A big change is to be made in the laws concerning firearms in this country. Quite apart from the holding of rifles, shotguns, ammunition, etc, which have always been strictly controlled, the authorities have taken steps to prohibit the holding of air rifles. Now, we have all had some type of air-gun or other in our time. Windows have paid the penalty, birds were shot down, and unfortunately people have been injured. Boys will be boys, and what boy does not find glamour in having a gun, and particularly in being recognised as a good shot? Bows and arrows will, in all probability, come within the orbit of the new laws, and rightly so.
Let us not dwell too much on the harm occasioned by the unjudicious use of arms of any kind; we know too well the sorrows and heartbreaks where fatal accidents have occurred. We also recognise that precautions were taken too late. On the subject of guns, let us ponder a while over the use of antiquated firearms by sportsmen. This time last year it was our duty to report inquests on many sportsmen who were accidentally killed out shooting. The present time is most appropriate to call the attention to the known fact that some sportsmen have shotguns, which are far more deadly to the owners, potentially more dangerous anyhow, than to the prey.
Many instances have been publicised, by virtue of inquests, where faulty guns have caused serious and often fatal accidents. There should be a check-up on types of guns, especially during the season. Enough for sportsmen.
At the present time the moves being made by the authorities are doubly welcome, for air-guns are not what they used to be: the spring type. Today, powerful guns which are not rifled have a great range. Such weapons should only be used under strict control. It is necessary to state that many young men today are partially sightless as the direct result of the negligent use of such weapons.
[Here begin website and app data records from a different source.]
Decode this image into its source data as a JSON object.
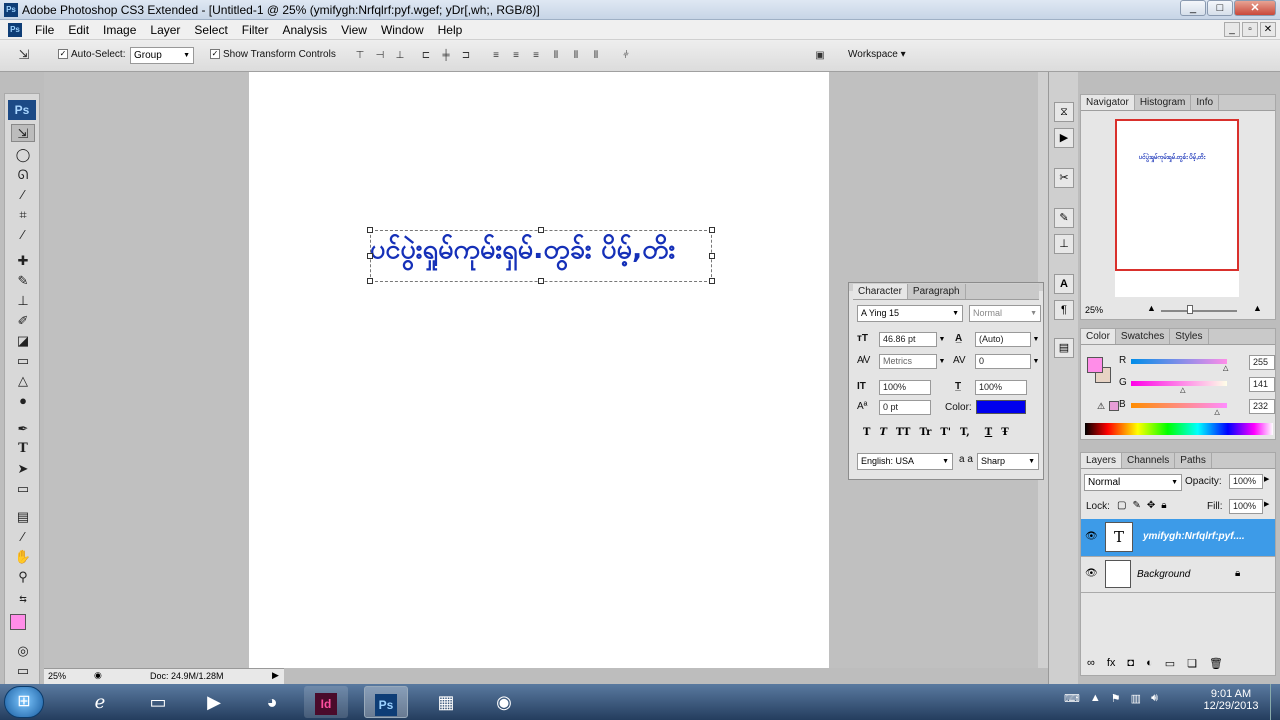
{
  "window": {
    "title": "Adobe Photoshop CS3 Extended - [Untitled-1 @ 25% (ymifygh:Nrfqlrf:pyf.wgef; yDr[,wh;, RGB/8)]",
    "controls": [
      "_",
      "□",
      "✕"
    ],
    "app_icon": "Ps"
  },
  "menu": [
    "File",
    "Edit",
    "Image",
    "Layer",
    "Select",
    "Filter",
    "Analysis",
    "View",
    "Window",
    "Help"
  ],
  "mdi_controls": [
    "_",
    "▫",
    "✕"
  ],
  "options": {
    "auto_select_label": "Auto-Select:",
    "auto_select_value": "Group",
    "show_transform_label": "Show Transform Controls",
    "workspace_label": "Workspace ▾"
  },
  "toolbox": {
    "logo": "Ps"
  },
  "document": {
    "text": "ပင်ပွဲးရှုမ်ကုမ်းရှမ်.တွခ်း ပိမ့်,တိး",
    "zoom": "25%",
    "doc_info": "Doc: 24.9M/1.28M"
  },
  "navigator": {
    "tabs": [
      "Navigator",
      "Histogram",
      "Info"
    ],
    "zoom": "25%",
    "thumb_text": "ပင်ပွဲးရှုမ်ကုမ်းရှမ်.တွခ်း ပိမ့်,တိး"
  },
  "color": {
    "tabs": [
      "Color",
      "Swatches",
      "Styles"
    ],
    "r_label": "R",
    "g_label": "G",
    "b_label": "B",
    "r": "255",
    "g": "141",
    "b": "232",
    "r_frac": 1.0,
    "g_frac": 0.553,
    "b_frac": 0.91,
    "fg": "#ff8de8",
    "bg": "#e7d3c4"
  },
  "layers": {
    "tabs": [
      "Layers",
      "Channels",
      "Paths"
    ],
    "blend_mode": "Normal",
    "opacity_label": "Opacity:",
    "opacity": "100%",
    "lock_label": "Lock:",
    "fill_label": "Fill:",
    "fill": "100%",
    "items": [
      {
        "name": "ymifygh:Nrfqlrf:pyf....",
        "thumb": "T",
        "selected": true
      },
      {
        "name": "Background",
        "thumb": "",
        "selected": false
      }
    ]
  },
  "character": {
    "tabs": [
      "Character",
      "Paragraph"
    ],
    "font": "A Ying 15",
    "style": "Normal",
    "size": "46.86 pt",
    "leading": "(Auto)",
    "kerning": "Metrics",
    "tracking": "0",
    "vscale": "100%",
    "hscale": "100%",
    "baseline": "0 pt",
    "color_label": "Color:",
    "text_color": "#0000ee",
    "styles": [
      "T",
      "T",
      "TT",
      "Tr",
      "T'",
      "T,",
      "T",
      "Ŧ"
    ],
    "language": "English: USA",
    "aa_label": "a a",
    "antialias": "Sharp"
  },
  "taskbar": {
    "time": "9:01 AM",
    "date": "12/29/2013",
    "apps": [
      "ie-icon",
      "folder-icon",
      "media-icon",
      "firefox-icon",
      "indesign-icon",
      "photoshop-icon",
      "picture-icon",
      "chrome-icon"
    ],
    "id_label": "Id",
    "ps_label": "Ps"
  },
  "colors": {
    "text_blue": "#1530b8",
    "selected_layer": "#3d9be8",
    "nav_frame": "#d9302c"
  }
}
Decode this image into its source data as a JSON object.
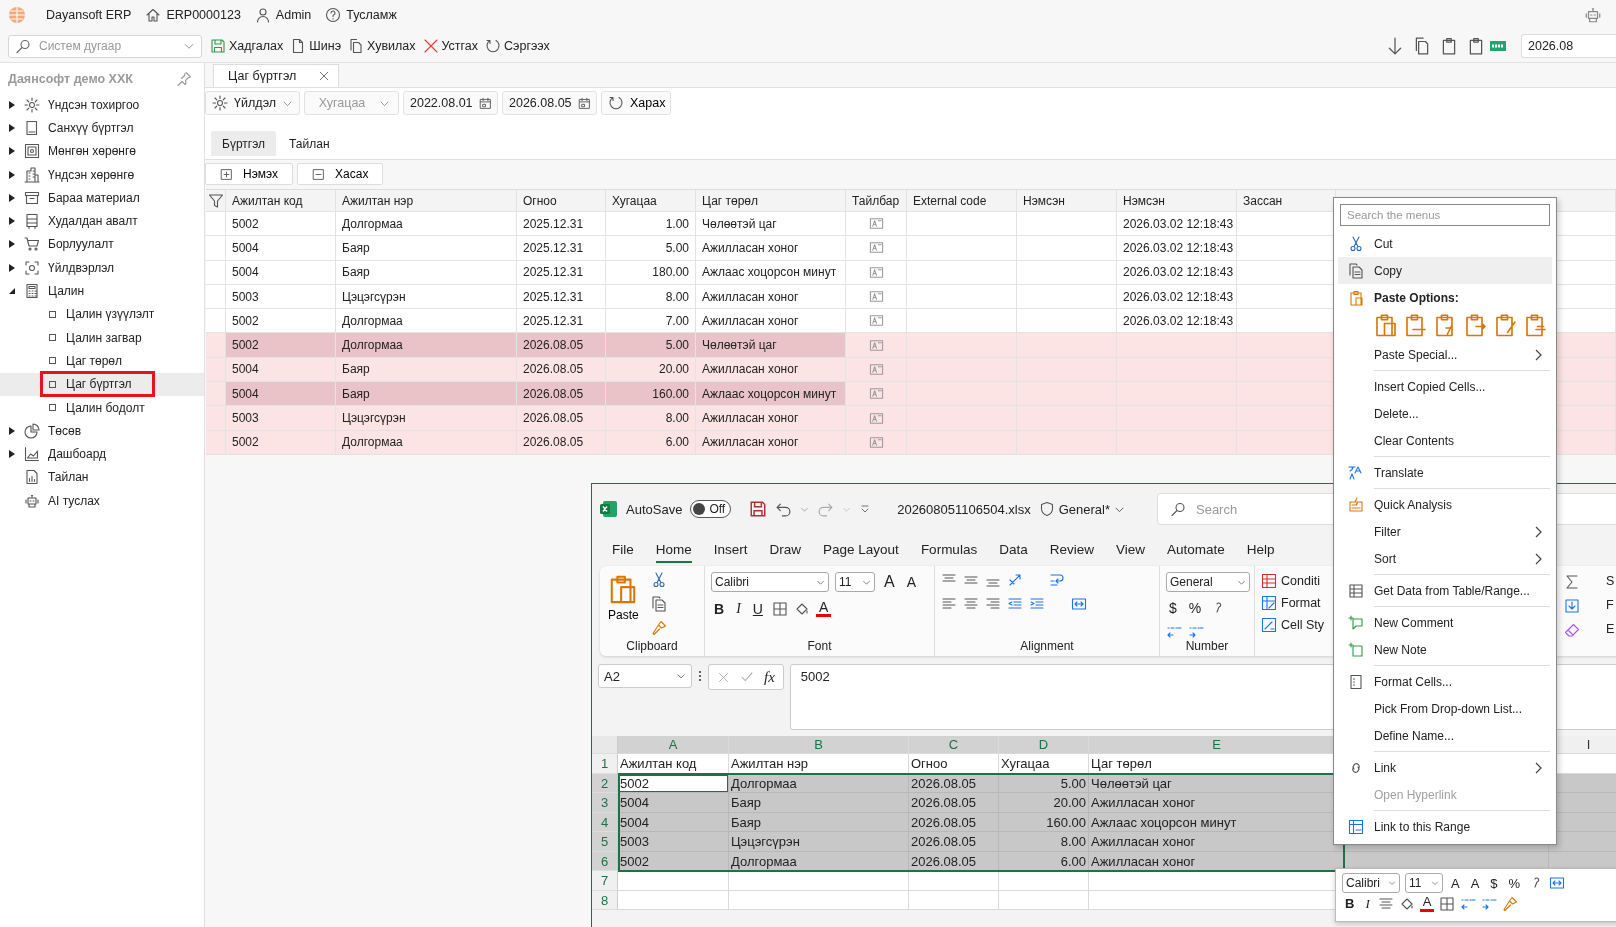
{
  "topbar": {
    "app": "Dayansoft ERP",
    "record": "ERP0000123",
    "user": "Admin",
    "help": "Тусламж"
  },
  "toolbar": {
    "search": {
      "placeholder": "Систем дугаар"
    },
    "actions": [
      {
        "kind": "save",
        "label": "Хадгалах"
      },
      {
        "kind": "new",
        "label": "Шинэ"
      },
      {
        "kind": "duplicate",
        "label": "Хувилах"
      },
      {
        "kind": "delete",
        "label": "Устгах"
      },
      {
        "kind": "restore",
        "label": "Сэргээх"
      }
    ],
    "date": "2026.08"
  },
  "sidebar": {
    "company": "Даянсофт демо ХХК",
    "items": [
      {
        "kind": "gear",
        "label": "Үндсэн тохиргоо",
        "expanded": false
      },
      {
        "kind": "book",
        "label": "Санхүү бүртгэл",
        "expanded": false
      },
      {
        "kind": "safe",
        "label": "Мөнгөн хөрөнгө",
        "expanded": false
      },
      {
        "kind": "building",
        "label": "Үндсэн хөрөнгө",
        "expanded": false
      },
      {
        "kind": "box",
        "label": "Бараа материал",
        "expanded": false
      },
      {
        "kind": "register",
        "label": "Худалдан авалт",
        "expanded": false
      },
      {
        "kind": "cart",
        "label": "Борлуулалт",
        "expanded": false
      },
      {
        "kind": "factory",
        "label": "Үйлдвэрлэл",
        "expanded": false
      },
      {
        "kind": "calculator",
        "label": "Цалин",
        "expanded": true,
        "children": [
          {
            "label": "Цалин үзүүлэлт",
            "selected": false
          },
          {
            "label": "Цалин загвар",
            "selected": false
          },
          {
            "label": "Цаг төрөл",
            "selected": false
          },
          {
            "label": "Цаг бүртгэл",
            "selected": true
          },
          {
            "label": "Цалин бодолт",
            "selected": false
          }
        ]
      },
      {
        "kind": "pie",
        "label": "Төсөв",
        "expanded": false
      },
      {
        "kind": "chart",
        "label": "Дашбоард",
        "expanded": false
      },
      {
        "kind": "report",
        "label": "Тайлан"
      },
      {
        "kind": "robot",
        "label": "AI туслах"
      }
    ]
  },
  "tabs": [
    {
      "label": "Цаг бүртгэл",
      "selected": true
    }
  ],
  "filters": {
    "action": "Үйлдэл",
    "period": {
      "placeholder": "Хугацаа"
    },
    "from": "2022.08.01",
    "to": "2026.08.05",
    "view": "Харах"
  },
  "subtabs": [
    {
      "label": "Бүртгэл",
      "selected": true
    },
    {
      "label": "Тайлан",
      "selected": false
    }
  ],
  "grid_buttons": [
    {
      "kind": "add",
      "label": "Нэмэх"
    },
    {
      "kind": "remove",
      "label": "Хасах"
    }
  ],
  "grid": {
    "columns": [
      "Ажилтан код",
      "Ажилтан нэр",
      "Огноо",
      "Хугацаа",
      "Цаг төрөл",
      "Тайлбар",
      "External code",
      "Нэмсэн",
      "Нэмсэн",
      "Зассан"
    ],
    "rows": [
      {
        "code": "5002",
        "name": "Долгормаа",
        "date": "2025.12.31",
        "hours": "1.00",
        "type": "Чөлөөтэй цаг",
        "added_at": "2026.03.02 12:18:43",
        "unsaved": false,
        "selected": false
      },
      {
        "code": "5004",
        "name": "Баяр",
        "date": "2025.12.31",
        "hours": "5.00",
        "type": "Ажилласан хоног",
        "added_at": "2026.03.02 12:18:43",
        "unsaved": false,
        "selected": false
      },
      {
        "code": "5004",
        "name": "Баяр",
        "date": "2025.12.31",
        "hours": "180.00",
        "type": "Ажлаас хоцорсон минут",
        "added_at": "2026.03.02 12:18:43",
        "unsaved": false,
        "selected": false
      },
      {
        "code": "5003",
        "name": "Цэцэгсүрэн",
        "date": "2025.12.31",
        "hours": "8.00",
        "type": "Ажилласан хоног",
        "added_at": "2026.03.02 12:18:43",
        "unsaved": false,
        "selected": false
      },
      {
        "code": "5002",
        "name": "Долгормаа",
        "date": "2025.12.31",
        "hours": "7.00",
        "type": "Ажилласан хоног",
        "added_at": "2026.03.02 12:18:43",
        "unsaved": false,
        "selected": false
      },
      {
        "code": "5002",
        "name": "Долгормаа",
        "date": "2026.08.05",
        "hours": "5.00",
        "type": "Чөлөөтэй цаг",
        "unsaved": true,
        "selected": true
      },
      {
        "code": "5004",
        "name": "Баяр",
        "date": "2026.08.05",
        "hours": "20.00",
        "type": "Ажилласан хоног",
        "unsaved": true,
        "selected": false
      },
      {
        "code": "5004",
        "name": "Баяр",
        "date": "2026.08.05",
        "hours": "160.00",
        "type": "Ажлаас хоцорсон минут",
        "unsaved": true,
        "selected": true
      },
      {
        "code": "5003",
        "name": "Цэцэгсүрэн",
        "date": "2026.08.05",
        "hours": "8.00",
        "type": "Ажилласан хоног",
        "unsaved": true,
        "selected": false
      },
      {
        "code": "5002",
        "name": "Долгормаа",
        "date": "2026.08.05",
        "hours": "6.00",
        "type": "Ажилласан хоног",
        "unsaved": true,
        "selected": false
      }
    ]
  },
  "excel": {
    "autosave": {
      "label": "AutoSave",
      "on": false,
      "state": "Off"
    },
    "filename": "202608051106504.xlsx",
    "sensitivity": "General*",
    "search": {
      "placeholder": "Search"
    },
    "tabs": [
      {
        "label": "File",
        "selected": false
      },
      {
        "label": "Home",
        "selected": true
      },
      {
        "label": "Insert",
        "selected": false
      },
      {
        "label": "Draw",
        "selected": false
      },
      {
        "label": "Page Layout",
        "selected": false
      },
      {
        "label": "Formulas",
        "selected": false
      },
      {
        "label": "Data",
        "selected": false
      },
      {
        "label": "Review",
        "selected": false
      },
      {
        "label": "View",
        "selected": false
      },
      {
        "label": "Automate",
        "selected": false
      },
      {
        "label": "Help",
        "selected": false
      }
    ],
    "ribbon": {
      "paste": "Paste",
      "font": "Calibri",
      "size": "11",
      "grow": "A",
      "shrink": "A",
      "bold": "B",
      "italic": "I",
      "underline": "U",
      "font_color": "A",
      "number_format": "General",
      "currency": "$",
      "percent": "%",
      "styles": [
        "Conditi",
        "Format",
        "Cell Sty"
      ],
      "editing": [
        "S",
        "F",
        "E"
      ],
      "groups": [
        "Clipboard",
        "Font",
        "Alignment",
        "Number"
      ]
    },
    "name_box": "A2",
    "fx": "fx",
    "formula": "5002",
    "columns": [
      "A",
      "B",
      "C",
      "D",
      "E",
      "I"
    ],
    "rows": [
      {
        "number": "1",
        "cells": [
          "Ажилтан код",
          "Ажилтан нэр",
          "Огноо",
          "Хугацаа",
          "Цаг төрөл"
        ],
        "selected": false,
        "active": false
      },
      {
        "number": "2",
        "cells": [
          "5002",
          "Долгормаа",
          "2026.08.05",
          "5.00",
          "Чөлөөтэй цаг"
        ],
        "selected": true,
        "active": true
      },
      {
        "number": "3",
        "cells": [
          "5004",
          "Баяр",
          "2026.08.05",
          "20.00",
          "Ажилласан хоног"
        ],
        "selected": true,
        "active": false
      },
      {
        "number": "4",
        "cells": [
          "5004",
          "Баяр",
          "2026.08.05",
          "160.00",
          "Ажлаас хоцорсон минут"
        ],
        "selected": true,
        "active": false
      },
      {
        "number": "5",
        "cells": [
          "5003",
          "Цэцэгсүрэн",
          "2026.08.05",
          "8.00",
          "Ажилласан хоног"
        ],
        "selected": true,
        "active": false
      },
      {
        "number": "6",
        "cells": [
          "5002",
          "Долгормаа",
          "2026.08.05",
          "6.00",
          "Ажилласан хоног"
        ],
        "selected": true,
        "active": false
      }
    ],
    "empty_rows": [
      "7",
      "8"
    ]
  },
  "context_menu": {
    "search": {
      "placeholder": "Search the menus"
    },
    "items": [
      {
        "kind": "cut",
        "label": "Cut",
        "submenu": false,
        "disabled": false,
        "selected": false
      },
      {
        "kind": "copy",
        "label": "Copy",
        "submenu": false,
        "disabled": false,
        "selected": true
      },
      {
        "kind": "paste",
        "label": "Paste Options:",
        "submenu": false,
        "disabled": false,
        "selected": false
      },
      {
        "kind": "paste-icons"
      },
      {
        "kind": "plain",
        "label": "Paste Special...",
        "submenu": true,
        "disabled": false,
        "selected": false
      },
      {
        "kind": "separator"
      },
      {
        "kind": "plain",
        "label": "Insert Copied Cells...",
        "submenu": false,
        "disabled": false,
        "selected": false
      },
      {
        "kind": "plain",
        "label": "Delete...",
        "submenu": false,
        "disabled": false,
        "selected": false
      },
      {
        "kind": "plain",
        "label": "Clear Contents",
        "submenu": false,
        "disabled": false,
        "selected": false
      },
      {
        "kind": "separator"
      },
      {
        "kind": "translate",
        "label": "Translate",
        "submenu": false,
        "disabled": false,
        "selected": false
      },
      {
        "kind": "separator"
      },
      {
        "kind": "quick",
        "label": "Quick Analysis",
        "submenu": false,
        "disabled": false,
        "selected": false
      },
      {
        "kind": "plain",
        "label": "Filter",
        "submenu": true,
        "disabled": false,
        "selected": false
      },
      {
        "kind": "plain",
        "label": "Sort",
        "submenu": true,
        "disabled": false,
        "selected": false
      },
      {
        "kind": "separator"
      },
      {
        "kind": "table",
        "label": "Get Data from Table/Range...",
        "submenu": false,
        "disabled": false,
        "selected": false
      },
      {
        "kind": "separator"
      },
      {
        "kind": "comment",
        "label": "New Comment",
        "submenu": false,
        "disabled": false,
        "selected": false
      },
      {
        "kind": "note",
        "label": "New Note",
        "submenu": false,
        "disabled": false,
        "selected": false
      },
      {
        "kind": "separator"
      },
      {
        "kind": "format",
        "label": "Format Cells...",
        "submenu": false,
        "disabled": false,
        "selected": false
      },
      {
        "kind": "plain",
        "label": "Pick From Drop-down List...",
        "submenu": false,
        "disabled": false,
        "selected": false
      },
      {
        "kind": "plain",
        "label": "Define Name...",
        "submenu": false,
        "disabled": false,
        "selected": false
      },
      {
        "kind": "separator"
      },
      {
        "kind": "link",
        "label": "Link",
        "submenu": true,
        "disabled": false,
        "selected": false
      },
      {
        "kind": "plain",
        "label": "Open Hyperlink",
        "submenu": false,
        "disabled": true,
        "selected": false
      },
      {
        "kind": "separator"
      },
      {
        "kind": "linkrange",
        "label": "Link to this Range",
        "submenu": false,
        "disabled": false,
        "selected": false
      }
    ]
  },
  "mini_toolbar": {
    "font": "Calibri",
    "size": "11",
    "grow": "A",
    "shrink": "A",
    "currency": "$",
    "percent": "%",
    "bold": "B",
    "italic": "I",
    "font_color": "A"
  }
}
We have many controls - some will suggest there are too many - but the new proposals should indeed be welcomed.